Have you ever wondered if you're a good mom?
If so, you’re certainly not alone. I know I have asked myself quietly (and others more overtly) this question many times in these early years of parenting.
There is a lot of talk on social media these days about what it takes to be a “good mom.” Most of the messages are well-intentioned in nature, with the goal of helping moms release shame about things like feeding their children hotdogs, letting them have a little extra screen time on the hard days, or even things like postpartum depression symptoms.
I have seen countless Reels that could be named, “still a good mom,” with the phrase being the leading message. The hashtag #goodmom is attached to nearly 80,000 posts. “Good mom” is a top Google Search, with questions like “how to be a good mom,” and “how do you know if you’re a good mom” being questions people are frequently typing into the search engine–maybe, even… that’s how you landed here.
And before I get a little controversial here, let me be clear–
No, I believe that anything that calls us “bad moms” is inappropriate, because judgements of what’s truly “bad” are always based on someone’s subjective understanding of good and bad.
But we can use the flip side of this logic as well–who are we (or you) to determine goodness or badness in someone’s mothering?
My response to all of these Reels assuring us mothers that we are “still good moms” isn’t comfort. I don’t breathe a sigh of relief when I receive those messages… Instead I find myself asking, “How do you know?”
Humans have a desperate desire to be “good.” We crave for someone to tell us we are good wives, good moms, good friends.. The problem with this, though, is that humans are horrendous judges of goodness and badness–and we always have been.
Let’s travel back to the beginning of time–Adam and Eve in the Garden of Eden, when God asked his precious creation to trust His definitions of Good and Bad.
“The Lord God took the man and put him in the Garden of Eden to work it and take care of it. And the Lord commanded the man, “You are free to eat from any tree in the garden; but you must not eat from the tree of the knowledge of good and evil, for when you eat from it you will certainly die.” Genesis 2:15-17
God knew that we would be tempted to hold this definition for ourselves, and so he invited Adam to trust Him instead of giving into his temptation.
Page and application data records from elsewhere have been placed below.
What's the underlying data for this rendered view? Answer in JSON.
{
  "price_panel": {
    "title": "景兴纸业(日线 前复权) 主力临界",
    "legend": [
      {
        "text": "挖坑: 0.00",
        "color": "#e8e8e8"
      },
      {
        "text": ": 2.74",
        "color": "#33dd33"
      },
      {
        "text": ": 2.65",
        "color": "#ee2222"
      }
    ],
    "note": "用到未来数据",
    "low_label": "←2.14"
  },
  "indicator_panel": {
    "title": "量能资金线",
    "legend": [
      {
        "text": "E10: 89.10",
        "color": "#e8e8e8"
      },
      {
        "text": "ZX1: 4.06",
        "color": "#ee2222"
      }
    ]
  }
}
And it wasn’t just a trap to lure Adam into… God knew that if man decided to take hold of this responsibility, to start defining good and evil on our own terms, it would be the sure beginning of our spiritual death.
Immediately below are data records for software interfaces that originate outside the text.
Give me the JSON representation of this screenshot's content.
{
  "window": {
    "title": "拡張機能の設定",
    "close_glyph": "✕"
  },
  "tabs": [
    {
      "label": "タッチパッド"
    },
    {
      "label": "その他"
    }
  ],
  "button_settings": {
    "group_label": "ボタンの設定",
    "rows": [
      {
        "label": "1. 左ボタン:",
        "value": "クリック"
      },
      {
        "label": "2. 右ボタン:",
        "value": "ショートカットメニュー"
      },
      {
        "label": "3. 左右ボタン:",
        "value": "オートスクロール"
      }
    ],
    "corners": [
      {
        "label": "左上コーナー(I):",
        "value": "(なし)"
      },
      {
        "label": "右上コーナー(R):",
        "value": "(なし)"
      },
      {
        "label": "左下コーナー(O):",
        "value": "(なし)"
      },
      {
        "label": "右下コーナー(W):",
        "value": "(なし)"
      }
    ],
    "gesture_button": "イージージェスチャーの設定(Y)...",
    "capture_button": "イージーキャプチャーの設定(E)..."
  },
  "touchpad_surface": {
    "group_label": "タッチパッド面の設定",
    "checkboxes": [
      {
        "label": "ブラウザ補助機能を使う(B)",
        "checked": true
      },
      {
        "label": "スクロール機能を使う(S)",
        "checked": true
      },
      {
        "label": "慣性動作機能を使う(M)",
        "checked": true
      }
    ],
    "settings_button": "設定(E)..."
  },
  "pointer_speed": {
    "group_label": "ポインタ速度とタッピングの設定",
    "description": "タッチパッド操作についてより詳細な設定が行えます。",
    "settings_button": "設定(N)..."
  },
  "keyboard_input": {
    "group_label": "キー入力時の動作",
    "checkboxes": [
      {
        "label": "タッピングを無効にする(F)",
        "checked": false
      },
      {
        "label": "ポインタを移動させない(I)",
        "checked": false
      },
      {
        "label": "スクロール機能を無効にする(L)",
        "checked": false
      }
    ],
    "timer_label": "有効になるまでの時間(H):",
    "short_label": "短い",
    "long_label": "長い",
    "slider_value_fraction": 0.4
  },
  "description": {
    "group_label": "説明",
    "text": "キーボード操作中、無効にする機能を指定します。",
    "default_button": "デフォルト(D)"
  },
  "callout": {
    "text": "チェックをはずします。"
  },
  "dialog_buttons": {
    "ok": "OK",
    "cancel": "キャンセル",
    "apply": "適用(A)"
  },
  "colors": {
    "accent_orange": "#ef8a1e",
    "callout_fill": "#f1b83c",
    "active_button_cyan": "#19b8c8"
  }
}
And yet, still, generation after generation we continue to find ourselves stuck in the loop of eating the same fruit that Adam and Eve did.
Lately, our society has tried to take strides to move away from shame-based narratives. In other words, we’re sinking our teeth less into over-defining “evil.” But because we’re humans, and still defining these terms based on our subjective experience, we’ve still failed to accept the truth about goodness and badness.
It’s not ours to define.
Jesus made this quite clear when the rich young ruler called Jesus a “good teacher.” Of all of the people who we pretty confidently could have labeled as “good,” Jesus definitely tops my list. It’s clear that this young man saw something unique in Jesus, too–something other than what he was seeing from other religious leaders of the day. He saw what he defined as “good.”
But part of Jesus’ spiritual perfection lies in this moment–the antithesis of Adam and Eve’s Genesis 3 choice–he chooses to point this young man toward trust in his good Father as the one and only true arbiter of goodness.
Instead of just accepting the ruler’s judgement of good, Jesus challenges him to see beyond his own perception into the root of this perceived goodness. And as the young ruler’s eyes are opened to see that Jesus’ goodness is supplied by the goodness of God, we find the shortcomings of human definitions of good.
On our own, we can’t possibly imagine or define the height, width, breadth of goodness. There’s a limit to what we can define as good. No matter how much we admire, desire, and seek after goodness, at some point our own sinfulness will block us from understanding the true definition of “good.”
So, what does this mean about being a good mom?
This is the first post in a series I’m going to be offering titled, “Good mom.”
Together, we’ll unpack Biblical study and real life experience, and we’ll figure out what to do with our yearning questions about being good moms to our beautiful children.
But while we wait to unpack this, I’ll leave us with this charge:
Instead of continuing the Genesis 3 cycle, let’s be true disciples of Jesus and change the narrative about defining goodness and badness.
For a while, let’s take “good” and “bad” out of our flawed and human conversation, and let’s talk instead about how we move toward the God of all grace in our motherhood.
And as we move through this, if you have something to share or even a question to ask, I would love to hear from you. This is an active and dynamic conversation I’m wanting to have with you–so shoot me an email, leave a comment, or find me on Instagram and let’s chat! I can’t wait to share more about what the Lord’s been placing on my heart.